* [Records provided]:
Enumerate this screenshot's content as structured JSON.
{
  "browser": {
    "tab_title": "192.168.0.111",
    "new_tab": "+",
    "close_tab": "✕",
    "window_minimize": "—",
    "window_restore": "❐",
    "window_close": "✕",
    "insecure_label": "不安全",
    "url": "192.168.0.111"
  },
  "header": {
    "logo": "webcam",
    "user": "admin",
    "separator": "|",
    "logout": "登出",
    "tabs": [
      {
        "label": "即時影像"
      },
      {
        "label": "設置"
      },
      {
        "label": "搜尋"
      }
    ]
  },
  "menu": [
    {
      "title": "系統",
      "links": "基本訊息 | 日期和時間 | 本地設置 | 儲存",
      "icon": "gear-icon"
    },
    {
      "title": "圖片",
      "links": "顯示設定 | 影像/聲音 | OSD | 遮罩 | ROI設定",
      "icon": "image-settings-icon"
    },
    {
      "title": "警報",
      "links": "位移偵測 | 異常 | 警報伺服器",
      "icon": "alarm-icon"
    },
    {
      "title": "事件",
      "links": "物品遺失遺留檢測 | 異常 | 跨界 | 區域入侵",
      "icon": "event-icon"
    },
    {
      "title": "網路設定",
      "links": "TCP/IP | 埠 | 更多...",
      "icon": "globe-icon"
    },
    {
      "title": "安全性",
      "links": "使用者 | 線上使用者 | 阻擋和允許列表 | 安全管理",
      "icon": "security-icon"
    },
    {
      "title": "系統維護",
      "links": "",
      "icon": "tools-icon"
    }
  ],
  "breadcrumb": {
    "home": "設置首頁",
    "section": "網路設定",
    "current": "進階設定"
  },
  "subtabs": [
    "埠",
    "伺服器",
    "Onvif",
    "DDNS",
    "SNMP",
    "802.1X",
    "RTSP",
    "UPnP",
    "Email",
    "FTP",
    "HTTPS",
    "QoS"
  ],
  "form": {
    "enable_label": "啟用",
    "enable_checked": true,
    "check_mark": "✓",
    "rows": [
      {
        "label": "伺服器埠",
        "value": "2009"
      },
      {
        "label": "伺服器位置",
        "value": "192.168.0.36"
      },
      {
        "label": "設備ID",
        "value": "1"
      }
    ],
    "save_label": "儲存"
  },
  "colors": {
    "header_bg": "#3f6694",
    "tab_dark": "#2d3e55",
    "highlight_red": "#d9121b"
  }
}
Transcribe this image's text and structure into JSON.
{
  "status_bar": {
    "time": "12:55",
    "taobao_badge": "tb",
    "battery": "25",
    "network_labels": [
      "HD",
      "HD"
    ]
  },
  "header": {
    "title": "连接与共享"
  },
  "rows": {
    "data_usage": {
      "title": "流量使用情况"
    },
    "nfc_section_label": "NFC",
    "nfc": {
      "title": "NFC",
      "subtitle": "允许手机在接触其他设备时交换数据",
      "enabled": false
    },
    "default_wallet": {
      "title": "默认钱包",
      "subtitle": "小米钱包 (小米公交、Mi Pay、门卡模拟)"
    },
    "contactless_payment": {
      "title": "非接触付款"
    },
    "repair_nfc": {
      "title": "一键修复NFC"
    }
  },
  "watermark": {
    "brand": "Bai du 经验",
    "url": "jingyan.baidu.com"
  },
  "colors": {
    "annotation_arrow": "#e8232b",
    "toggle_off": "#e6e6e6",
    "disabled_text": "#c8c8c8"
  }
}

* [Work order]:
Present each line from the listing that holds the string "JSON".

* [Task response]:
Enumerate this screenshot's content as structured JSON.
Transcribe this image's text and structure into JSON.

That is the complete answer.